- What needs to be done: What is needed is an exact repeat of the entries, with no pictures in it.

- Collected data:
-------------------------

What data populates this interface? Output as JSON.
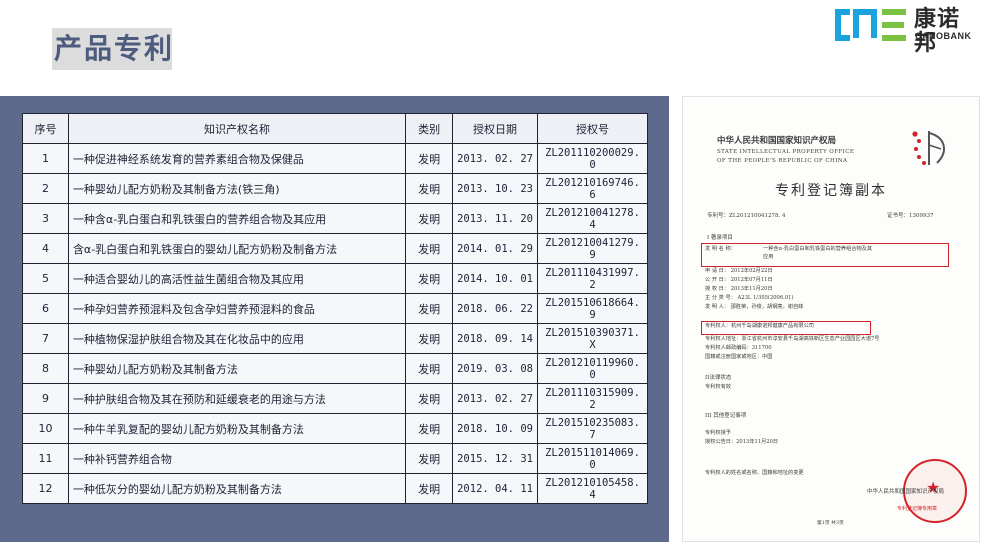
{
  "page": {
    "title": "产品专利"
  },
  "logo": {
    "mark": "CNE",
    "name_cn": "康诺邦",
    "name_en": "CANOBANK",
    "brand_color": "#1aa3dc",
    "accent_color": "#7cc242"
  },
  "colors": {
    "panel": "#5e6a8c",
    "title_text": "#4d5b7e",
    "stamp_red": "#d4232a"
  },
  "table": {
    "headers": [
      "序号",
      "知识产权名称",
      "类别",
      "授权日期",
      "授权号"
    ],
    "rows": [
      [
        "1",
        "一种促进神经系统发育的营养素组合物及保健品",
        "发明",
        "2013. 02. 27",
        "ZL201110200029. 0"
      ],
      [
        "2",
        "一种婴幼儿配方奶粉及其制备方法(铁三角)",
        "发明",
        "2013. 10. 23",
        "ZL201210169746. 6"
      ],
      [
        "3",
        "一种含α-乳白蛋白和乳铁蛋白的营养组合物及其应用",
        "发明",
        "2013. 11. 20",
        "ZL201210041278. 4"
      ],
      [
        "4",
        "含α-乳白蛋白和乳铁蛋白的婴幼儿配方奶粉及制备方法",
        "发明",
        "2014. 01. 29",
        "ZL201210041279. 9"
      ],
      [
        "5",
        "一种适合婴幼儿的高活性益生菌组合物及其应用",
        "发明",
        "2014. 10. 01",
        "ZL201110431997. 2"
      ],
      [
        "6",
        "一种孕妇营养预混料及包含孕妇营养预混料的食品",
        "发明",
        "2018. 06. 22",
        "ZL201510618664. 9"
      ],
      [
        "7",
        "一种植物保湿护肤组合物及其在化妆品中的应用",
        "发明",
        "2018. 09. 14",
        "ZL201510390371. X"
      ],
      [
        "8",
        "一种婴幼儿配方奶粉及其制备方法",
        "发明",
        "2019. 03. 08",
        "ZL201210119960. 0"
      ],
      [
        "9",
        "一种护肤组合物及其在预防和延缓衰老的用途与方法",
        "发明",
        "2013. 02. 27",
        "ZL201110315909. 2"
      ],
      [
        "10",
        "一种牛羊乳复配的婴幼儿配方奶粉及其制备方法",
        "发明",
        "2018. 10. 09",
        "ZL201510235083. 7"
      ],
      [
        "11",
        "一种补钙营养组合物",
        "发明",
        "2015. 12. 31",
        "ZL201511014069. 0"
      ],
      [
        "12",
        "一种低灰分的婴幼儿配方奶粉及其制备方法",
        "发明",
        "2012. 04. 11",
        "ZL201210105458. 4"
      ]
    ]
  },
  "certificate": {
    "office_cn": "中华人民共和国国家知识产权局",
    "office_en_1": "STATE INTELLECTUAL PROPERTY OFFICE",
    "office_en_2": "OF THE PEOPLE'S REPUBLIC OF CHINA",
    "doc_title": "专利登记簿副本",
    "patent_no": "专利号：ZL201210041278. 4",
    "cert_no": "证书号：1309937",
    "section1": "I 著录项目",
    "invention_label": "发  明  名  称：",
    "invention_name_1": "一种含α-乳白蛋白和乳铁蛋白的营养组合物及其",
    "invention_name_2": "应用",
    "apply_date": "申    请    日：  2012年02月22日",
    "publish_date": "公    开    日：  2012年07月11日",
    "grant_date": "授    权    日：  2013年11月20日",
    "ipc": "主  分  类  号：  A23L 1/305(2006.01)",
    "inventors": "发    明    人：  邵胜荣，孙俊，胡钢亮，谢自妹",
    "owner": "专利权人：杭州千岛湖康诺邦健康产品有限公司",
    "address": "专利权人地址：浙江省杭州市淳安县千岛湖高铁新区生态产业园园区大道7号",
    "postcode": "专利权人邮政编码：311700",
    "region": "国籍或注册国家或地区：中国",
    "section2": "II法律状态",
    "status": "专利权有效",
    "section3": "III  其他登记事项",
    "grant_title": "专利权授予",
    "grant_text": "授权公告日：2013年11月20日",
    "changes": "专利权人的姓名或名称、国籍和地址的变更",
    "footer_issuer": "中华人民共和国国家知识产权局",
    "page_info": "第1页    共3页",
    "stamp_text": "专利登记簿专用章"
  }
}
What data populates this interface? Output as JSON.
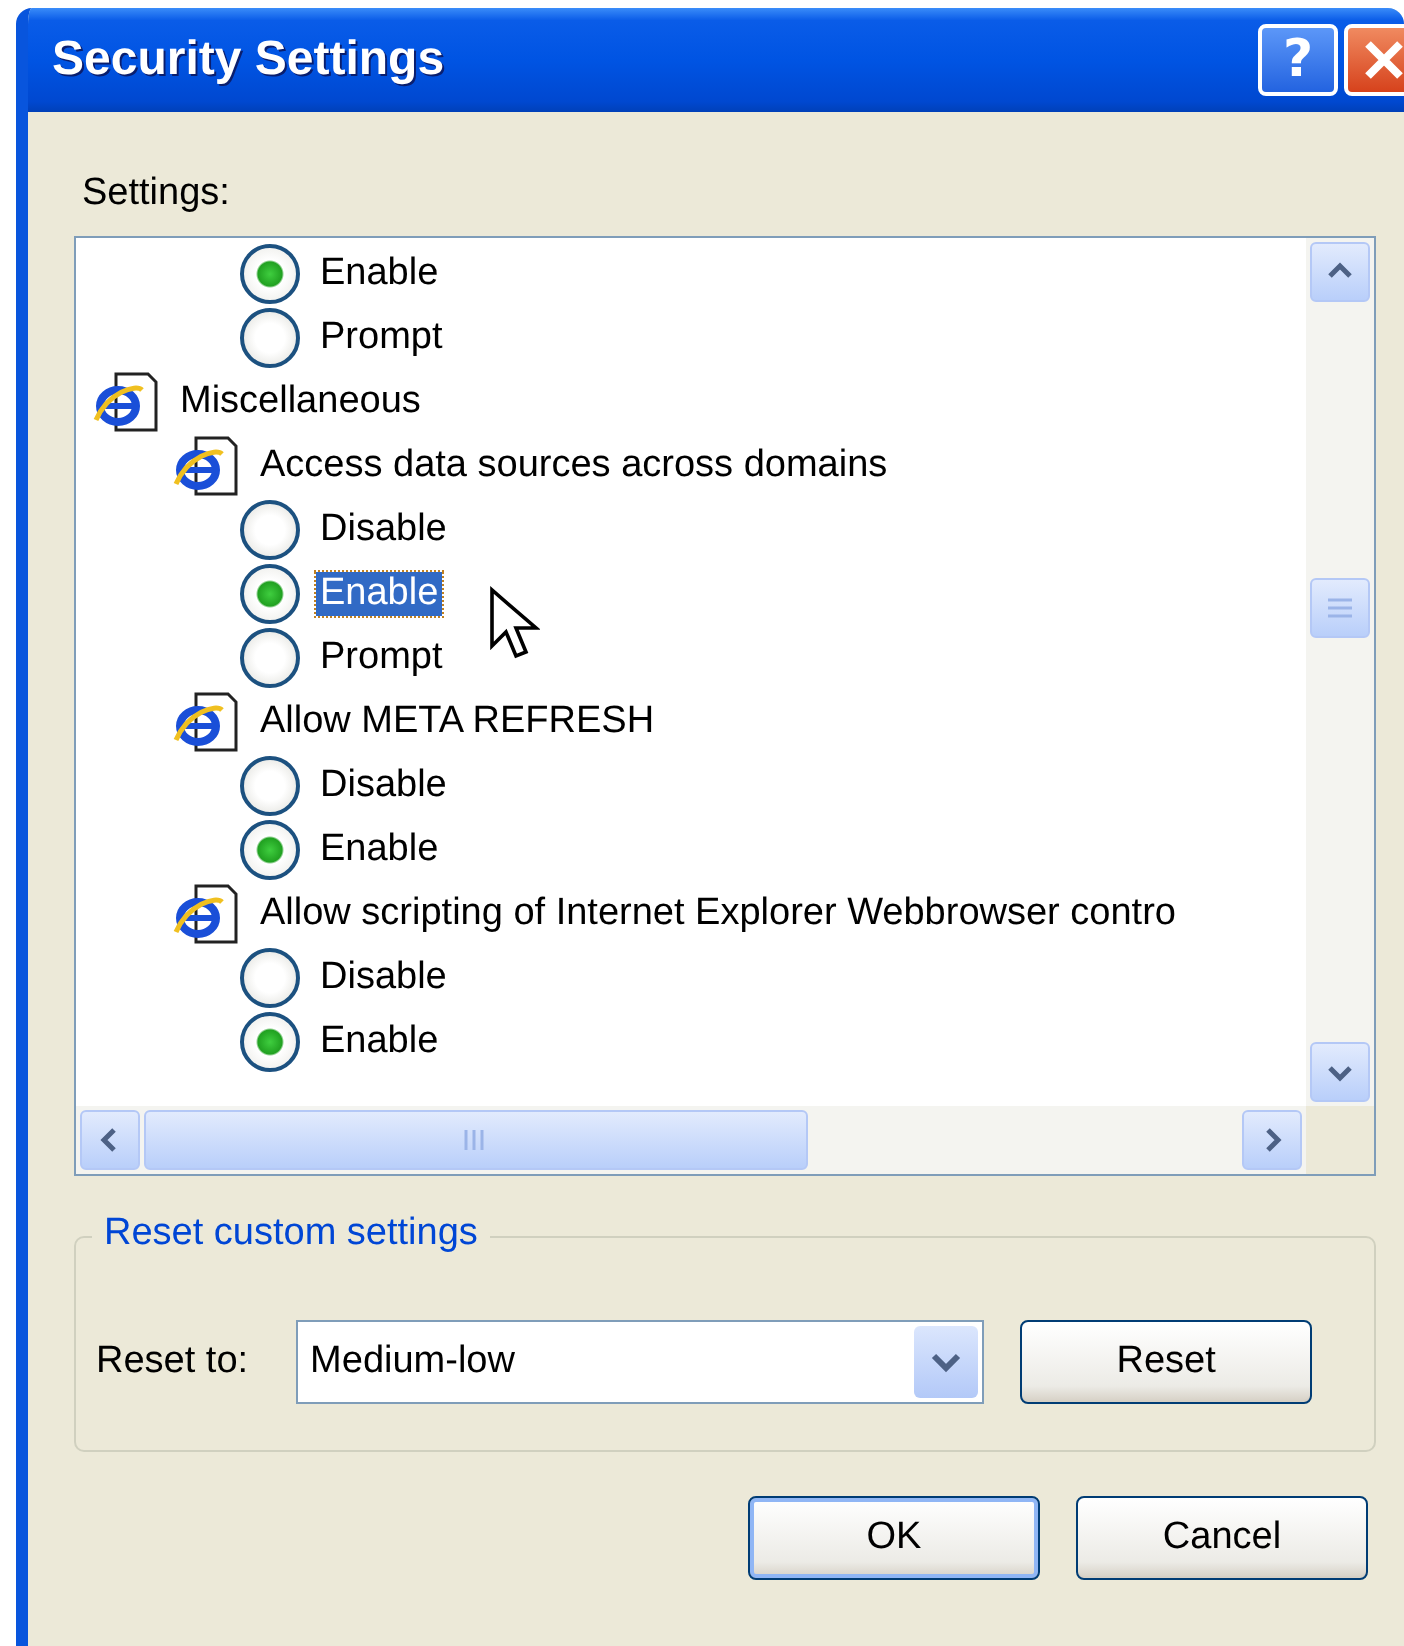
{
  "window": {
    "title": "Security Settings",
    "help_button": "?"
  },
  "settings_label": "Settings:",
  "tree": [
    {
      "kind": "category",
      "children": [
        {
          "kind": "setting",
          "children": [
            {
              "kind": "option",
              "label": "Enable",
              "selected": true,
              "focused": false
            },
            {
              "kind": "option",
              "label": "Prompt",
              "selected": false,
              "focused": false
            }
          ]
        }
      ]
    },
    {
      "kind": "category",
      "label": "Miscellaneous",
      "children": [
        {
          "kind": "setting",
          "label": "Access data sources across domains",
          "children": [
            {
              "kind": "option",
              "label": "Disable",
              "selected": false,
              "focused": false
            },
            {
              "kind": "option",
              "label": "Enable",
              "selected": true,
              "focused": true
            },
            {
              "kind": "option",
              "label": "Prompt",
              "selected": false,
              "focused": false
            }
          ]
        },
        {
          "kind": "setting",
          "label": "Allow META REFRESH",
          "children": [
            {
              "kind": "option",
              "label": "Disable",
              "selected": false,
              "focused": false
            },
            {
              "kind": "option",
              "label": "Enable",
              "selected": true,
              "focused": false
            }
          ]
        },
        {
          "kind": "setting",
          "label": "Allow scripting of Internet Explorer Webbrowser contro",
          "children": [
            {
              "kind": "option",
              "label": "Disable",
              "selected": false,
              "focused": false
            },
            {
              "kind": "option",
              "label": "Enable",
              "selected": true,
              "focused": false
            }
          ]
        }
      ]
    }
  ],
  "reset_group": {
    "legend": "Reset custom settings",
    "label": "Reset to:",
    "value": "Medium-low",
    "button": "Reset"
  },
  "buttons": [
    {
      "label": "OK",
      "default": true
    },
    {
      "label": "Cancel",
      "default": false
    }
  ]
}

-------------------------

- Answer to this task:
What data populates this interface? Output as JSON.
{
  "page": {
    "title": "产品专利"
  },
  "logo": {
    "mark": "CNE",
    "name_cn": "康诺邦",
    "name_en": "CANOBANK",
    "brand_color": "#1aa3dc",
    "accent_color": "#7cc242"
  },
  "colors": {
    "panel": "#5e6a8c",
    "title_text": "#4d5b7e",
    "stamp_red": "#d4232a"
  },
  "table": {
    "headers": [
      "序号",
      "知识产权名称",
      "类别",
      "授权日期",
      "授权号"
    ],
    "rows": [
      [
        "1",
        "一种促进神经系统发育的营养素组合物及保健品",
        "发明",
        "2013. 02. 27",
        "ZL201110200029. 0"
      ],
      [
        "2",
        "一种婴幼儿配方奶粉及其制备方法(铁三角)",
        "发明",
        "2013. 10. 23",
        "ZL201210169746. 6"
      ],
      [
        "3",
        "一种含α-乳白蛋白和乳铁蛋白的营养组合物及其应用",
        "发明",
        "2013. 11. 20",
        "ZL201210041278. 4"
      ],
      [
        "4",
        "含α-乳白蛋白和乳铁蛋白的婴幼儿配方奶粉及制备方法",
        "发明",
        "2014. 01. 29",
        "ZL201210041279. 9"
      ],
      [
        "5",
        "一种适合婴幼儿的高活性益生菌组合物及其应用",
        "发明",
        "2014. 10. 01",
        "ZL201110431997. 2"
      ],
      [
        "6",
        "一种孕妇营养预混料及包含孕妇营养预混料的食品",
        "发明",
        "2018. 06. 22",
        "ZL201510618664. 9"
      ],
      [
        "7",
        "一种植物保湿护肤组合物及其在化妆品中的应用",
        "发明",
        "2018. 09. 14",
        "ZL201510390371. X"
      ],
      [
        "8",
        "一种婴幼儿配方奶粉及其制备方法",
        "发明",
        "2019. 03. 08",
        "ZL201210119960. 0"
      ],
      [
        "9",
        "一种护肤组合物及其在预防和延缓衰老的用途与方法",
        "发明",
        "2013. 02. 27",
        "ZL201110315909. 2"
      ],
      [
        "10",
        "一种牛羊乳复配的婴幼儿配方奶粉及其制备方法",
        "发明",
        "2018. 10. 09",
        "ZL201510235083. 7"
      ],
      [
        "11",
        "一种补钙营养组合物",
        "发明",
        "2015. 12. 31",
        "ZL201511014069. 0"
      ],
      [
        "12",
        "一种低灰分的婴幼儿配方奶粉及其制备方法",
        "发明",
        "2012. 04. 11",
        "ZL201210105458. 4"
      ]
    ]
  },
  "certificate": {
    "office_cn": "中华人民共和国国家知识产权局",
    "office_en_1": "STATE INTELLECTUAL PROPERTY OFFICE",
    "office_en_2": "OF THE PEOPLE'S REPUBLIC OF CHINA",
    "doc_title": "专利登记簿副本",
    "patent_no": "专利号：ZL201210041278. 4",
    "cert_no": "证书号：1309937",
    "section1": "I 著录项目",
    "invention_label": "发  明  名  称：",
    "invention_name_1": "一种含α-乳白蛋白和乳铁蛋白的营养组合物及其",
    "invention_name_2": "应用",
    "apply_date": "申    请    日：  2012年02月22日",
    "publish_date": "公    开    日：  2012年07月11日",
    "grant_date": "授    权    日：  2013年11月20日",
    "ipc": "主  分  类  号：  A23L 1/305(2006.01)",
    "inventors": "发    明    人：  邵胜荣，孙俊，胡钢亮，谢自妹",
    "owner": "专利权人：杭州千岛湖康诺邦健康产品有限公司",
    "address": "专利权人地址：浙江省杭州市淳安县千岛湖高铁新区生态产业园园区大道7号",
    "postcode": "专利权人邮政编码：311700",
    "region": "国籍或注册国家或地区：中国",
    "section2": "II法律状态",
    "status": "专利权有效",
    "section3": "III  其他登记事项",
    "grant_title": "专利权授予",
    "grant_text": "授权公告日：2013年11月20日",
    "changes": "专利权人的姓名或名称、国籍和地址的变更",
    "footer_issuer": "中华人民共和国国家知识产权局",
    "page_info": "第1页    共3页",
    "stamp_text": "专利登记簿专用章"
  }
}
What data populates this interface? Output as JSON.
{
  "window": {
    "title": "Security Settings",
    "help_button": "?"
  },
  "settings_label": "Settings:",
  "tree": [
    {
      "kind": "category",
      "children": [
        {
          "kind": "setting",
          "children": [
            {
              "kind": "option",
              "label": "Enable",
              "selected": true,
              "focused": false
            },
            {
              "kind": "option",
              "label": "Prompt",
              "selected": false,
              "focused": false
            }
          ]
        }
      ]
    },
    {
      "kind": "category",
      "label": "Miscellaneous",
      "children": [
        {
          "kind": "setting",
          "label": "Access data sources across domains",
          "children": [
            {
              "kind": "option",
              "label": "Disable",
              "selected": false,
              "focused": false
            },
            {
              "kind": "option",
              "label": "Enable",
              "selected": true,
              "focused": true
            },
            {
              "kind": "option",
              "label": "Prompt",
              "selected": false,
              "focused": false
            }
          ]
        },
        {
          "kind": "setting",
          "label": "Allow META REFRESH",
          "children": [
            {
              "kind": "option",
              "label": "Disable",
              "selected": false,
              "focused": false
            },
            {
              "kind": "option",
              "label": "Enable",
              "selected": true,
              "focused": false
            }
          ]
        },
        {
          "kind": "setting",
          "label": "Allow scripting of Internet Explorer Webbrowser contro",
          "children": [
            {
              "kind": "option",
              "label": "Disable",
              "selected": false,
              "focused": false
            },
            {
              "kind": "option",
              "label": "Enable",
              "selected": true,
              "focused": false
            }
          ]
        }
      ]
    }
  ],
  "reset_group": {
    "legend": "Reset custom settings",
    "label": "Reset to:",
    "value": "Medium-low",
    "button": "Reset"
  },
  "buttons": [
    {
      "label": "OK",
      "default": true
    },
    {
      "label": "Cancel",
      "default": false
    }
  ]
}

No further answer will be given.